= Web page and app entries =
"""

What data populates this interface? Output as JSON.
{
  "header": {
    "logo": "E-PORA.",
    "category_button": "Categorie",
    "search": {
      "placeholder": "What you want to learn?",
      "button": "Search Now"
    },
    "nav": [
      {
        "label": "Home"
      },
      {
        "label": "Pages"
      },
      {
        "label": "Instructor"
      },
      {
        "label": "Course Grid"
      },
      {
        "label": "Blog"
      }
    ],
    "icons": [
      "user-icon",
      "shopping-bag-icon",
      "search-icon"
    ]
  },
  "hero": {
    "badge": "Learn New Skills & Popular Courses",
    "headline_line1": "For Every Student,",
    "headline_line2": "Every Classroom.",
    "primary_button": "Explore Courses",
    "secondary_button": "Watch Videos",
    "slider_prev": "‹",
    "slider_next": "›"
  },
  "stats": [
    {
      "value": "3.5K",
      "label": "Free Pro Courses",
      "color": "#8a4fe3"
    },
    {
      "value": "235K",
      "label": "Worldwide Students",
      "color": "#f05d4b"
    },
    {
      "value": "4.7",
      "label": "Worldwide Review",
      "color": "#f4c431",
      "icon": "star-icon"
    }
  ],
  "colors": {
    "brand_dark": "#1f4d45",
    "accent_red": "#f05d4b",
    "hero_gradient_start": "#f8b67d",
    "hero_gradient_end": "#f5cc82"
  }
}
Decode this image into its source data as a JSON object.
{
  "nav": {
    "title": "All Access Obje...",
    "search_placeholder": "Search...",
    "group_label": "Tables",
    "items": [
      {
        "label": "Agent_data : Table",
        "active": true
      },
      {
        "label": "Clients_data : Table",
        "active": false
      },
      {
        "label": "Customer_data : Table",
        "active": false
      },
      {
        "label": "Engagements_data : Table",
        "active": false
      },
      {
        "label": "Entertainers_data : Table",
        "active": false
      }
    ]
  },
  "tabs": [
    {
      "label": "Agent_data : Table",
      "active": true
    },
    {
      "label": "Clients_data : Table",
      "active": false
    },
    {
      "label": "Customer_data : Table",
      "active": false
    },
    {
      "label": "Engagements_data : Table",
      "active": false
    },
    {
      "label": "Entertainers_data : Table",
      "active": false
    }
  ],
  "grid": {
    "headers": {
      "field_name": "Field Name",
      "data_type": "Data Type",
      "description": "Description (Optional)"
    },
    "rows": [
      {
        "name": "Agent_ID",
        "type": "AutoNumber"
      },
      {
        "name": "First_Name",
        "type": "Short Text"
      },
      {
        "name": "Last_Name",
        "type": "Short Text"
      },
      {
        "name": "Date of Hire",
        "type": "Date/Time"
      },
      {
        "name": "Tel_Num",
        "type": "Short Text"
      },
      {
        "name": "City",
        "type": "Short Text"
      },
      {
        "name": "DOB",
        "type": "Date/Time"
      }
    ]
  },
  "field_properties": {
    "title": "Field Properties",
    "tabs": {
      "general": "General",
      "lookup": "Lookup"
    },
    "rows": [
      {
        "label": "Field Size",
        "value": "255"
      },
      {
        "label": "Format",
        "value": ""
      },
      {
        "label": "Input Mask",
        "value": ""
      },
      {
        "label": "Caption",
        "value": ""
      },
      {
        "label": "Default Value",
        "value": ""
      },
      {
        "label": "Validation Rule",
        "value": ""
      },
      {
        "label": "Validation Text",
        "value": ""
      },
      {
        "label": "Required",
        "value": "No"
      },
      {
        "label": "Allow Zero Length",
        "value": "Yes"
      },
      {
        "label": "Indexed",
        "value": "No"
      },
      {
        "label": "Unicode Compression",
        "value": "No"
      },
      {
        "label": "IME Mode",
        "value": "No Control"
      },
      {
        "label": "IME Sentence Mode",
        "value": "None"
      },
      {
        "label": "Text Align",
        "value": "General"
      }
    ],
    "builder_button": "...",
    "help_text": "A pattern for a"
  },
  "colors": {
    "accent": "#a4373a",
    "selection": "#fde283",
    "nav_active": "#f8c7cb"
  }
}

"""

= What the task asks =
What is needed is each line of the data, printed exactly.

= Response below =
What data populates this interface? Output as JSON.
{
  "header": {
    "logo": "E-PORA.",
    "category_button": "Categorie",
    "search": {
      "placeholder": "What you want to learn?",
      "button": "Search Now"
    },
    "nav": [
      {
        "label": "Home"
      },
      {
        "label": "Pages"
      },
      {
        "label": "Instructor"
      },
      {
        "label": "Course Grid"
      },
      {
        "label": "Blog"
      }
    ],
    "icons": [
      "user-icon",
      "shopping-bag-icon",
      "search-icon"
    ]
  },
  "hero": {
    "badge": "Learn New Skills & Popular Courses",
    "headline_line1": "For Every Student,",
    "headline_line2": "Every Classroom.",
    "primary_button": "Explore Courses",
    "secondary_button": "Watch Videos",
    "slider_prev": "‹",
    "slider_next": "›"
  },
  "stats": [
    {
      "value": "3.5K",
      "label": "Free Pro Courses",
      "color": "#8a4fe3"
    },
    {
      "value": "235K",
      "label": "Worldwide Students",
      "color": "#f05d4b"
    },
    {
      "value": "4.7",
      "label": "Worldwide Review",
      "color": "#f4c431",
      "icon": "star-icon"
    }
  ],
  "colors": {
    "brand_dark": "#1f4d45",
    "accent_red": "#f05d4b",
    "hero_gradient_start": "#f8b67d",
    "hero_gradient_end": "#f5cc82"
  }
}
Decode this image into its source data as a JSON object.
{
  "nav": {
    "title": "All Access Obje...",
    "search_placeholder": "Search...",
    "group_label": "Tables",
    "items": [
      {
        "label": "Agent_data : Table",
        "active": true
      },
      {
        "label": "Clients_data : Table",
        "active": false
      },
      {
        "label": "Customer_data : Table",
        "active": false
      },
      {
        "label": "Engagements_data : Table",
        "active": false
      },
      {
        "label": "Entertainers_data : Table",
        "active": false
      }
    ]
  },
  "tabs": [
    {
      "label": "Agent_data : Table",
      "active": true
    },
    {
      "label": "Clients_data : Table",
      "active": false
    },
    {
      "label": "Customer_data : Table",
      "active": false
    },
    {
      "label": "Engagements_data : Table",
      "active": false
    },
    {
      "label": "Entertainers_data : Table",
      "active": false
    }
  ],
  "grid": {
    "headers": {
      "field_name": "Field Name",
      "data_type": "Data Type",
      "description": "Description (Optional)"
    },
    "rows": [
      {
        "name": "Agent_ID",
        "type": "AutoNumber"
      },
      {
        "name": "First_Name",
        "type": "Short Text"
      },
      {
        "name": "Last_Name",
        "type": "Short Text"
      },
      {
        "name": "Date of Hire",
        "type": "Date/Time"
      },
      {
        "name": "Tel_Num",
        "type": "Short Text"
      },
      {
        "name": "City",
        "type": "Short Text"
      },
      {
        "name": "DOB",
        "type": "Date/Time"
      }
    ]
  },
  "field_properties": {
    "title": "Field Properties",
    "tabs": {
      "general": "General",
      "lookup": "Lookup"
    },
    "rows": [
      {
        "label": "Field Size",
        "value": "255"
      },
      {
        "label": "Format",
        "value": ""
      },
      {
        "label": "Input Mask",
        "value": ""
      },
      {
        "label": "Caption",
        "value": ""
      },
      {
        "label": "Default Value",
        "value": ""
      },
      {
        "label": "Validation Rule",
        "value": ""
      },
      {
        "label": "Validation Text",
        "value": ""
      },
      {
        "label": "Required",
        "value": "No"
      },
      {
        "label": "Allow Zero Length",
        "value": "Yes"
      },
      {
        "label": "Indexed",
        "value": "No"
      },
      {
        "label": "Unicode Compression",
        "value": "No"
      },
      {
        "label": "IME Mode",
        "value": "No Control"
      },
      {
        "label": "IME Sentence Mode",
        "value": "None"
      },
      {
        "label": "Text Align",
        "value": "General"
      }
    ],
    "builder_button": "...",
    "help_text": "A pattern for a"
  },
  "colors": {
    "accent": "#a4373a",
    "selection": "#fde283",
    "nav_active": "#f8c7cb"
  }
}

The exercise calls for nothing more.